35.It is not in dispute that the court issued orders on March 24, 2022 and the same were as follows:
37.A stay suspends or stops the proceedings that are challenged by the application for judicial review, its purpose being to preserve the status quo pending determination of the judicial review proceedings.
39.I have perused the Affidavit of service annexed to the affidavit in support of the application herein. It is not in dispute that the interested party herein was duly served and accepted service of the said orders of court by signing the principal copy. Further, the application has only been opposed by the interested party by way of grounds of opposition. The interested party has not controverted the averments made by the Applicants herein in the affidavit in support of the application. There is therefore no dispute that the orders were personally served on the interested party and the interested party had knowledge of the terms of the orders and failed to comply with the terms of the orders which stopped implementation of the minister’s decision.
40.The court will only punish for contempt if satisfied that the terms of the order were clear and unambiguous and the contemnor had proper notice of the terms of the order. In my view, the terms of the orders were very clear. The interested party was prohibited against implementing or enforcing the offensive recommendation and the decision contained in the proceedings of Appeal to the Minister No 125 of 2018 delivered on the January 13, 2022 and certified on March 9, 2022 by the Director of Land Adjudication Nairobi in relation to parcel No 804. The interested party submitted that the order of stay of execution as granted is meant to ensure that the decision of the Minister is not implemented by the Ministry of Lands officials and it has no relation with the use and occupation of land, which he argues is beyond the purview of judicial review proceedings. I am however not persuaded by that argument. In my view, the orders prohibited everyone from implementing the said decision. It cannot be said that the orders were only directed to the ministry of lands officials.
41.From the evidence before me, I am satisfied that the interested party has disobeyed the said court orders.
43.Clearly, this court’s orders still remain in force, hence I find no difficulty in finding that the interested party were obliged to comply with the said orders.
45.In the case of Awadh v Mambu (No 2) No 53 of 2004 (2004) KLR 458 it was stated as follows:
47.A court order is binding on the party against whom it is addressed and until set aside remains valid and is to be complied with. Willful and fragrant disobedience of court orders undermines the authority and dignity of the courts and must be dealt with firmly so that the court’s authority is not brought to disrepute.

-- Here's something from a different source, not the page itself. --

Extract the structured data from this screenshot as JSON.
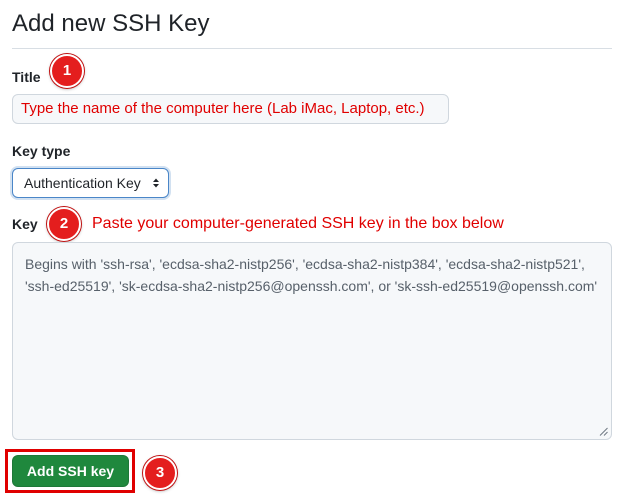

48.In the result, and applying the above principles, and considering the circumstances of this case and the material placed before this court, I find that the application has merit. The applicants have satisfied me that there was disobedience of the orders of court issued on March 24, 2022, and I find the interested party guilty of contempt. Consequently, the notice of motion application dated June 5, 2022 is allowed in the following terms:a.The Interested party is found to be in contempt of court orders given on March 24, 2022.b.The Officer Commanding Police Station (OCS) Kathwana Police Station is directed to arrest Dominic Mwangangi, the Interested Party herein and produce him before this court for purposes of mitigation and sentencing.c.The matter shall be mentioned on a date to be given by the court for further orders.d.Costs of the application are awarded to the applicants to be borne by the Interested Party.e.It is so ordered.